She told Roger that if he wanted a new pair of shoes he could’ve just asked. Then she cooked for him because she knew she was hungry. Mrs. Jones asked him if he had anybody at home that would’ve taught him better. He told her nobody was home. After that the boy was left alone while the lady went to go do something.
In return, he also helped them build a place to rest their heads. Before we came here my pa bought lots of seeds to plant so that when we got out here we could live off the land. I help my ma with the chores. While pa is outside working the land, or hunting for animals to put food on the table. When Pa does bring in an animal I help ma prepare it, she says I need to learn how to do this for when I get a husband of my own.
One objection is that every man does things for his own advantage and not for the good of others. As we previously learned, some believe that no matter the act, man is always trying to do good for himself. If he does an act that appears to help someone else out, it was to only make himself feel good and not actually for the benefit of those he helped.
Cormier highlights this idea in chapter 31, when Emile Janza and his group of “friends” crowd around Jerry outside the school gates. They begin interrogating Jerry although he pretends to ignore their presence in a plead for them to leave him alone. This however infuriates the students leaving them unsatisfied with Jerry's behaviour, this subsequently leads them to violence, the boys launch themselves at Jerry and begin physically harassing him “A dozen fist pumps meled his body, fingernails clawed at his eye. They wanted to blind him, they wanted to kill him.” (Chp. 31 p.g 213.)
Then another time, I came in from outside with my hands full of anthuriums. I looked up at him, and I thought why not. I set up a vase on the table right under his picture… I don’t know if that’s how it started, but pretty soon, I was praying to him, not because he was worthy or anything like that. I wanted something from him, and prayer was the only way I knew to ask” (Alvarez 202). Look at what Trujillo did to the society of the Dominican Republic, he brainwashed all the people into what he thinks right, and that's the worst crime you can ever do to a person, which is make them feel powerless and speechless in a society.
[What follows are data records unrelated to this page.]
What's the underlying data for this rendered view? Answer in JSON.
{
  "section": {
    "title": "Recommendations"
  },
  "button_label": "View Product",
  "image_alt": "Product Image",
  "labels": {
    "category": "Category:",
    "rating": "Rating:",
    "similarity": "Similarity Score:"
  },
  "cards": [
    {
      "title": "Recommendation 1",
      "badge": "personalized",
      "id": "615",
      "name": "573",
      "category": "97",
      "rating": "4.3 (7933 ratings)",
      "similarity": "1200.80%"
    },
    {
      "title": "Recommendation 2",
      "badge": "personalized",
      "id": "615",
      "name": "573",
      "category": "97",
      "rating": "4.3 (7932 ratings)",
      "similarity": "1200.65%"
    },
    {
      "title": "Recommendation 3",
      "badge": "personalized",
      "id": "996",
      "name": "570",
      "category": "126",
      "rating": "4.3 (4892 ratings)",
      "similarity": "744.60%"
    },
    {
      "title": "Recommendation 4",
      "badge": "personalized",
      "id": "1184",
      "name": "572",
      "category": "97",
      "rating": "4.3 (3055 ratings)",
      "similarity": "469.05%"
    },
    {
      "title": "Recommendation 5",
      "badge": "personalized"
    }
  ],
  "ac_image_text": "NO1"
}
Jerry understands the meaning behind the man on the beach alone and not afraid, making himself known in the universe. This shows that Jerry himself also wants to disturb the universe by standing alone and being different, and making himself known in the school by refusing to sell the chocolates. Therefore, Jerry does not sell the chocolates because he wants a change from the daily monotonous schedule that he follows every single